I will watch this year's E3 coverage and get excited about all the new announcements. Over the next few years I will play a tiny fraction of those games, and that will be fine. Each of those games will have it’s audience and many of them will earn a modest return. Enough for that studio to make a new game, or maybe two smaller games. Universal acclaim will become more and more difficult to attain, but overall, more people will find real, steady, and fulfilling employment making games. We haven’t reached any sort of apocalypse yet, not by a long shot.
I stopped reading a book this week. Not finished, just stopped. This book had come to me well recommended, and it was in a genre that I enjoy but hadn’t read in quite some time, so I was interested. I really wanted to like it. I was rooting for this book, but I just can’t find it in myself to read one more leaden passage.
Of course, putting down a book is not really an event worth noting. I don’t feel moved to commit a feverish, gnashing review of the thing. It just wasn’t very good. Hardly a crime. The ways in which this particular book failed to engage me, though, that was interesting. Reading just part of it has taught me some very important lessons about writing.
Just previous, I had finished Cormac McCarthy’s The Road. In place of any grander review of that book I’ll just say this. While I don’t believe I agree with the author’s world view here, I do think that The Road is a well written book. McCarthy has written a story that I find actively off putting in a lot of ways.
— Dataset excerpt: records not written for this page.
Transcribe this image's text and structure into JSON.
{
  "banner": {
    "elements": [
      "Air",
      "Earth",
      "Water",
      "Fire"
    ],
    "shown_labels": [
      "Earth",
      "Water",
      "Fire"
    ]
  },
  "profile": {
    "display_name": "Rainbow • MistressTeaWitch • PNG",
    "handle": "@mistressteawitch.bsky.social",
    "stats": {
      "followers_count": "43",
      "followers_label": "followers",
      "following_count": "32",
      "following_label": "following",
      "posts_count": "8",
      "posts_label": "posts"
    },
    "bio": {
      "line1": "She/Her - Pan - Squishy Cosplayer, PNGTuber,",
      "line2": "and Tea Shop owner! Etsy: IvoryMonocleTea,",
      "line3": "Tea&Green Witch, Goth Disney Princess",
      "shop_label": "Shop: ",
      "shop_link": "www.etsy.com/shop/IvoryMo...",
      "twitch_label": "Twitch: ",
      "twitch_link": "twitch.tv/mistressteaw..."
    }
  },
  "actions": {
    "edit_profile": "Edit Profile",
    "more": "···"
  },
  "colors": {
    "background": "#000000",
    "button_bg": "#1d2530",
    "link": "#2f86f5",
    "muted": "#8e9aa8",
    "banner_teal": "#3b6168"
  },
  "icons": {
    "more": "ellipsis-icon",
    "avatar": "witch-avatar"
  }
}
Not the context of a post apocalyptic world, but his implied assumptions about the inherent darkness of human nature. Even with that, I kept reading, and actually enjoyed the book. The deftness of the writing carried the lurching pace and strained allegory. It was a good book, perhaps in spite of itself.
Funny enough, the book that I put down has almost the exact same aggregate review scores as The Road, so there are a lot of people out there that really like it. It took me several chapters to zero in on what was bothering me. When I finally got it, I knew I could safely stop reading and move on.
It might be shockingly obvious to everyone else, but I hadn’t really realized that fiction in writing, just like in movies, is all about show, don’t tell. Maybe I realized it, I just didn’t appreciate the degree to which showing and not telling effected written works. That was the wall. That was my problem with this book. I was constantly being told what characters were thinking, and why, but I was never reading any descriptions of them actually doing things. Reading about them doing things in a way that reveals something important about their inner life without explicitly describing that thought process. Maybe that tell don’t show sort of writing really works for some people, and the reader reviews seem to indicate that it does, but I bounced off that book incredibly hard.
I think I needed the sharp contrast between reading a book that I enjoyed, but had problems with the narrative, and reading a book that in summary sounds like something I would love, but just couldn’t get through due to how the story was being told.
Now, I don’t know that this one moment of slight understanding will do anything to improve my own writing, but I have to figure that every little bit helps. Regardless, I’m happy to state that it took reading a bad book to make me understand good writing.